Work task: Leaving out every picture, quote the data below exactly as it appears.

Data under study:
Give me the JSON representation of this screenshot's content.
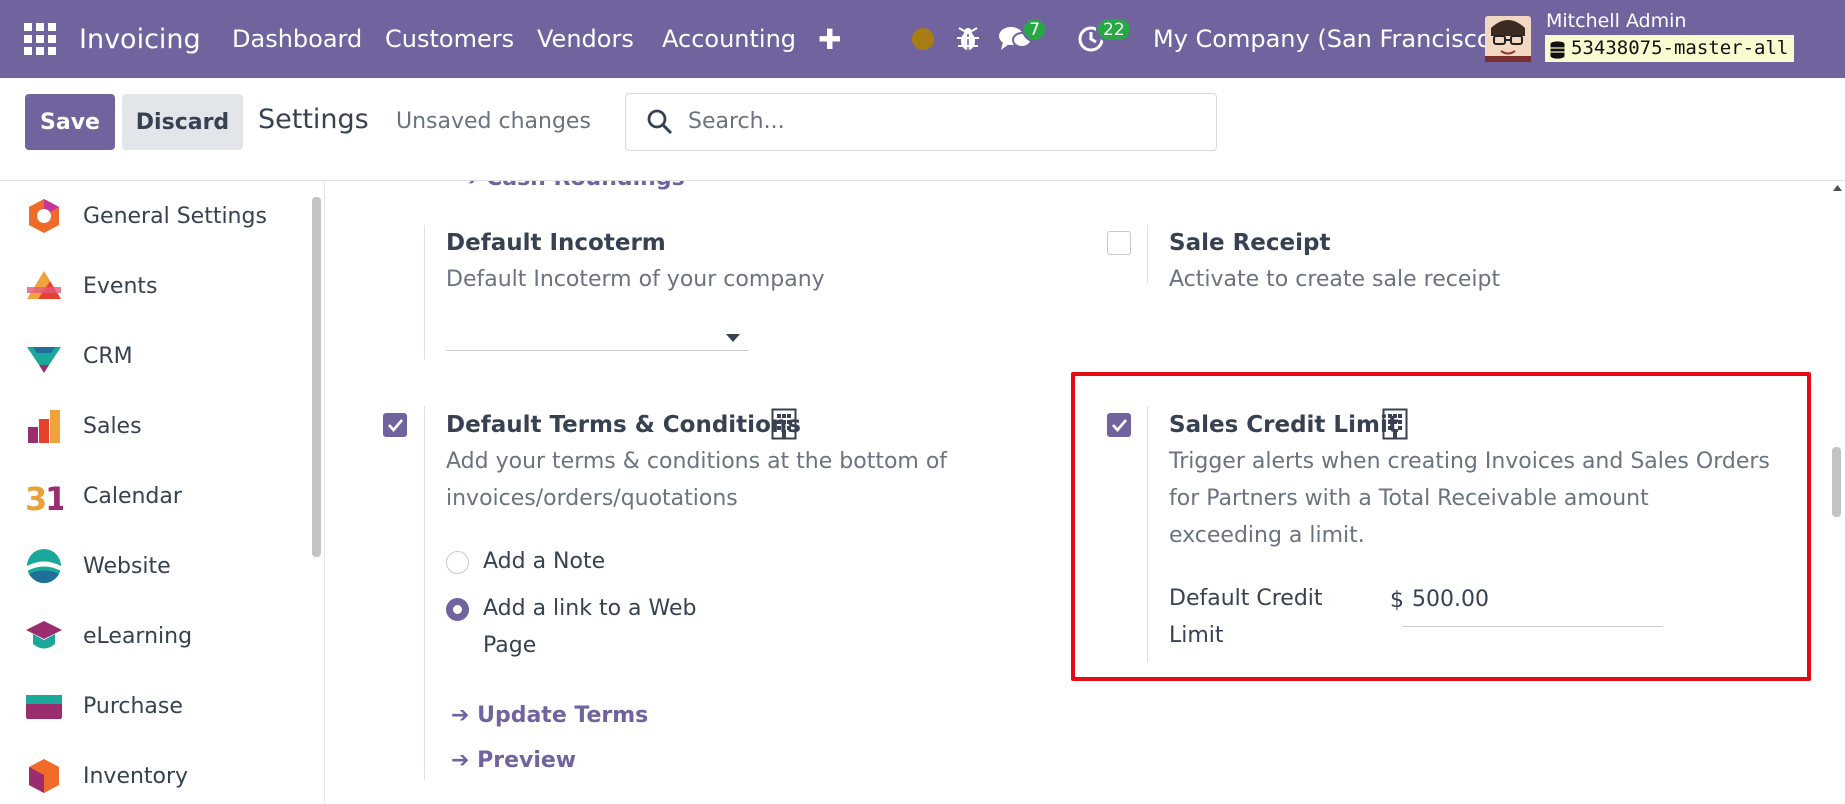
{
  "navbar": {
    "brand": "Invoicing",
    "menu": [
      "Dashboard",
      "Customers",
      "Vendors",
      "Accounting"
    ],
    "add_symbol": "✚",
    "messages_count": "7",
    "activities_count": "22",
    "company": "My Company (San Francisco)",
    "user_name": "Mitchell Admin",
    "database": "53438075-master-all",
    "colors": {
      "bar": "#71639e",
      "badge": "#28a745"
    }
  },
  "control_panel": {
    "save_label": "Save",
    "discard_label": "Discard",
    "title": "Settings",
    "status": "Unsaved changes",
    "search_placeholder": "Search..."
  },
  "sidebar": {
    "items": [
      {
        "label": "General Settings",
        "icon": "general-settings-icon"
      },
      {
        "label": "Events",
        "icon": "events-icon"
      },
      {
        "label": "CRM",
        "icon": "crm-icon"
      },
      {
        "label": "Sales",
        "icon": "sales-icon"
      },
      {
        "label": "Calendar",
        "icon": "calendar-icon"
      },
      {
        "label": "Website",
        "icon": "website-icon"
      },
      {
        "label": "eLearning",
        "icon": "elearning-icon"
      },
      {
        "label": "Purchase",
        "icon": "purchase-icon"
      },
      {
        "label": "Inventory",
        "icon": "inventory-icon"
      }
    ]
  },
  "settings": {
    "cash_roundings_link": "Cash Roundings",
    "default_incoterm": {
      "title": "Default Incoterm",
      "description": "Default Incoterm of your company",
      "value": ""
    },
    "sale_receipt": {
      "title": "Sale Receipt",
      "description": "Activate to create sale receipt",
      "checked": false
    },
    "default_terms": {
      "title": "Default Terms & Conditions",
      "description_line1": "Add your terms & conditions at the bottom of",
      "description_line2": "invoices/orders/quotations",
      "checked": true,
      "options": [
        {
          "label": "Add a Note",
          "selected": false
        },
        {
          "label_line1": "Add a link to a Web",
          "label_line2": "Page",
          "selected": true
        }
      ],
      "update_terms_link": "Update Terms",
      "preview_link": "Preview"
    },
    "sales_credit_limit": {
      "title": "Sales Credit Limit",
      "description_line1": "Trigger alerts when creating Invoices and Sales Orders",
      "description_line2": "for Partners with a Total Receivable amount",
      "description_line3": "exceeding a limit.",
      "checked": true,
      "field_label_line1": "Default Credit",
      "field_label_line2": "Limit",
      "currency": "$",
      "value": "500.00",
      "highlight_color": "#e30b12"
    }
  }
}
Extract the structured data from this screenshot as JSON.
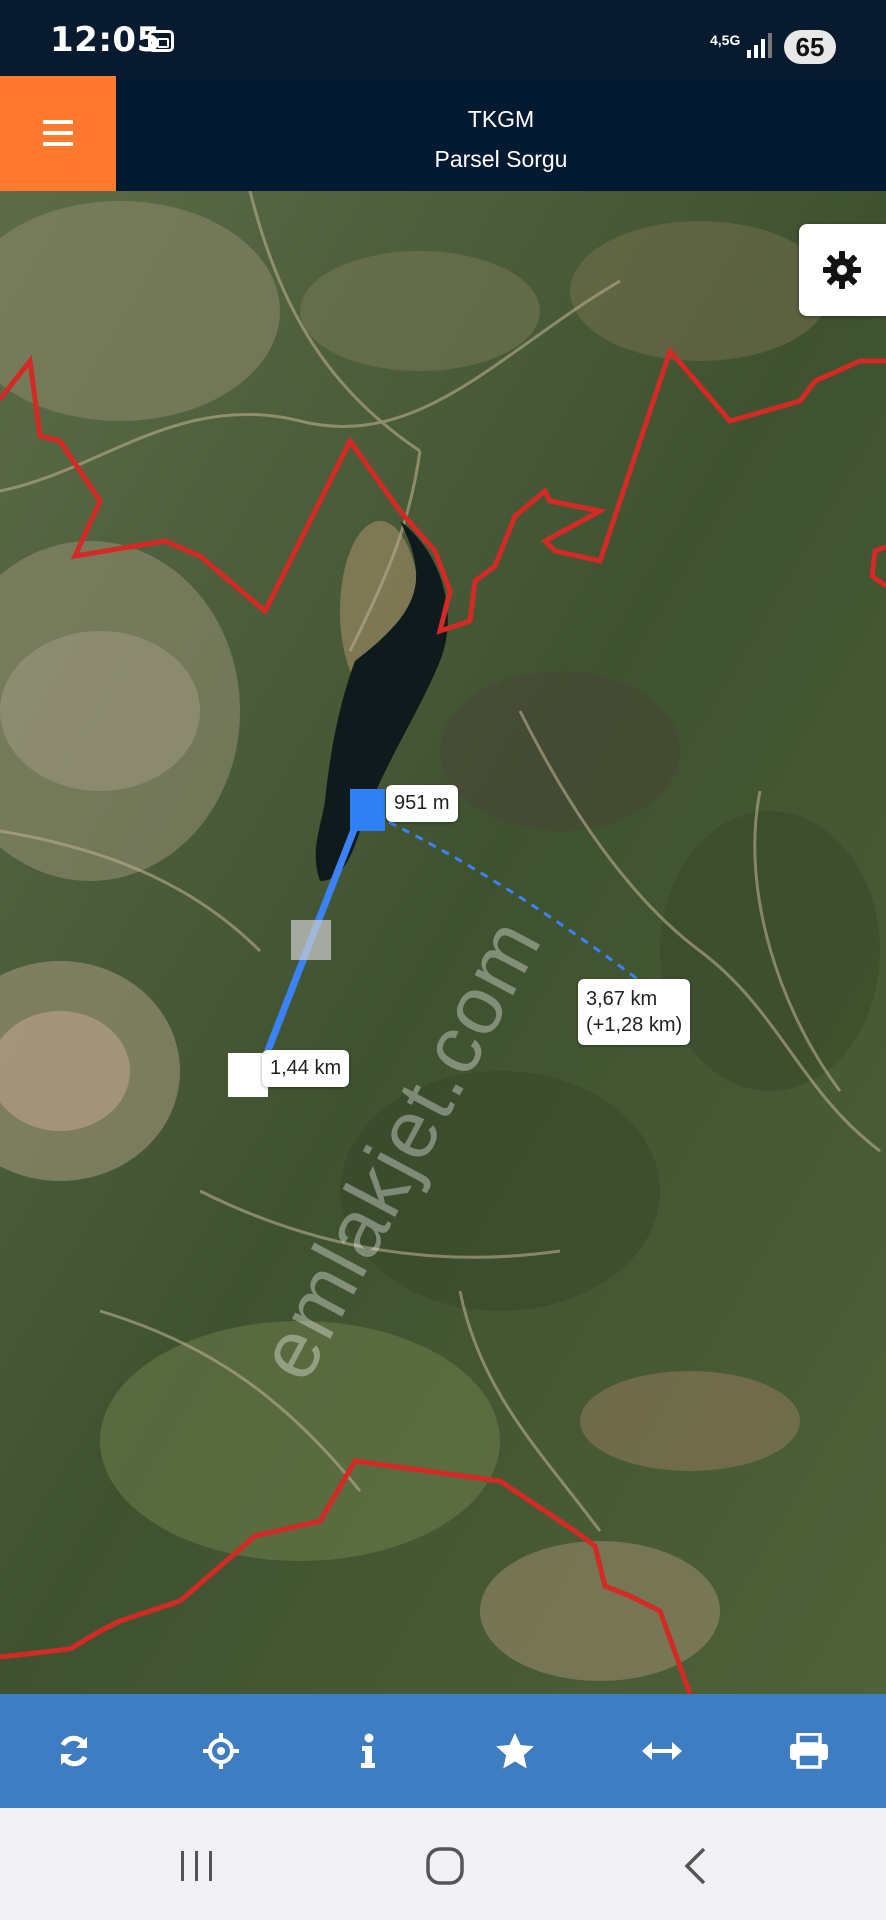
{
  "status_bar": {
    "time": "12:05",
    "network": "4,5G",
    "battery": "65"
  },
  "app_bar": {
    "title": "TKGM",
    "subtitle": "Parsel Sorgu"
  },
  "map": {
    "measure_labels": {
      "first": "951 m",
      "second": "1,44 km",
      "total_line1": "3,67 km",
      "total_line2": "(+1,28 km)"
    },
    "watermark": "emlakjet.com",
    "colors": {
      "boundary": "#d42a25",
      "measure_line": "#3b82f6"
    }
  },
  "toolbar": {
    "icons": [
      "refresh-icon",
      "locate-icon",
      "info-icon",
      "star-icon",
      "measure-icon",
      "print-icon"
    ]
  },
  "nav": {
    "icons": [
      "recent-apps-icon",
      "home-icon",
      "back-icon"
    ]
  }
}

Solution to this task:
Give me the JSON representation of this screenshot's content.
{
  "navbar": {
    "brand": "Invoicing",
    "menu": [
      "Dashboard",
      "Customers",
      "Vendors",
      "Accounting"
    ],
    "add_symbol": "✚",
    "messages_count": "7",
    "activities_count": "22",
    "company": "My Company (San Francisco)",
    "user_name": "Mitchell Admin",
    "database": "53438075-master-all",
    "colors": {
      "bar": "#71639e",
      "badge": "#28a745"
    }
  },
  "control_panel": {
    "save_label": "Save",
    "discard_label": "Discard",
    "title": "Settings",
    "status": "Unsaved changes",
    "search_placeholder": "Search..."
  },
  "sidebar": {
    "items": [
      {
        "label": "General Settings",
        "icon": "general-settings-icon"
      },
      {
        "label": "Events",
        "icon": "events-icon"
      },
      {
        "label": "CRM",
        "icon": "crm-icon"
      },
      {
        "label": "Sales",
        "icon": "sales-icon"
      },
      {
        "label": "Calendar",
        "icon": "calendar-icon"
      },
      {
        "label": "Website",
        "icon": "website-icon"
      },
      {
        "label": "eLearning",
        "icon": "elearning-icon"
      },
      {
        "label": "Purchase",
        "icon": "purchase-icon"
      },
      {
        "label": "Inventory",
        "icon": "inventory-icon"
      }
    ]
  },
  "settings": {
    "cash_roundings_link": "Cash Roundings",
    "default_incoterm": {
      "title": "Default Incoterm",
      "description": "Default Incoterm of your company",
      "value": ""
    },
    "sale_receipt": {
      "title": "Sale Receipt",
      "description": "Activate to create sale receipt",
      "checked": false
    },
    "default_terms": {
      "title": "Default Terms & Conditions",
      "description_line1": "Add your terms & conditions at the bottom of",
      "description_line2": "invoices/orders/quotations",
      "checked": true,
      "options": [
        {
          "label": "Add a Note",
          "selected": false
        },
        {
          "label_line1": "Add a link to a Web",
          "label_line2": "Page",
          "selected": true
        }
      ],
      "update_terms_link": "Update Terms",
      "preview_link": "Preview"
    },
    "sales_credit_limit": {
      "title": "Sales Credit Limit",
      "description_line1": "Trigger alerts when creating Invoices and Sales Orders",
      "description_line2": "for Partners with a Total Receivable amount",
      "description_line3": "exceeding a limit.",
      "checked": true,
      "field_label_line1": "Default Credit",
      "field_label_line2": "Limit",
      "currency": "$",
      "value": "500.00",
      "highlight_color": "#e30b12"
    }
  }
}
Extract the structured data from this screenshot as JSON.
{
  "status_bar": {
    "time": "12:05",
    "network": "4,5G",
    "battery": "65"
  },
  "app_bar": {
    "title": "TKGM",
    "subtitle": "Parsel Sorgu"
  },
  "map": {
    "measure_labels": {
      "first": "951 m",
      "second": "1,44 km",
      "total_line1": "3,67 km",
      "total_line2": "(+1,28 km)"
    },
    "watermark": "emlakjet.com",
    "colors": {
      "boundary": "#d42a25",
      "measure_line": "#3b82f6"
    }
  },
  "toolbar": {
    "icons": [
      "refresh-icon",
      "locate-icon",
      "info-icon",
      "star-icon",
      "measure-icon",
      "print-icon"
    ]
  },
  "nav": {
    "icons": [
      "recent-apps-icon",
      "home-icon",
      "back-icon"
    ]
  }
}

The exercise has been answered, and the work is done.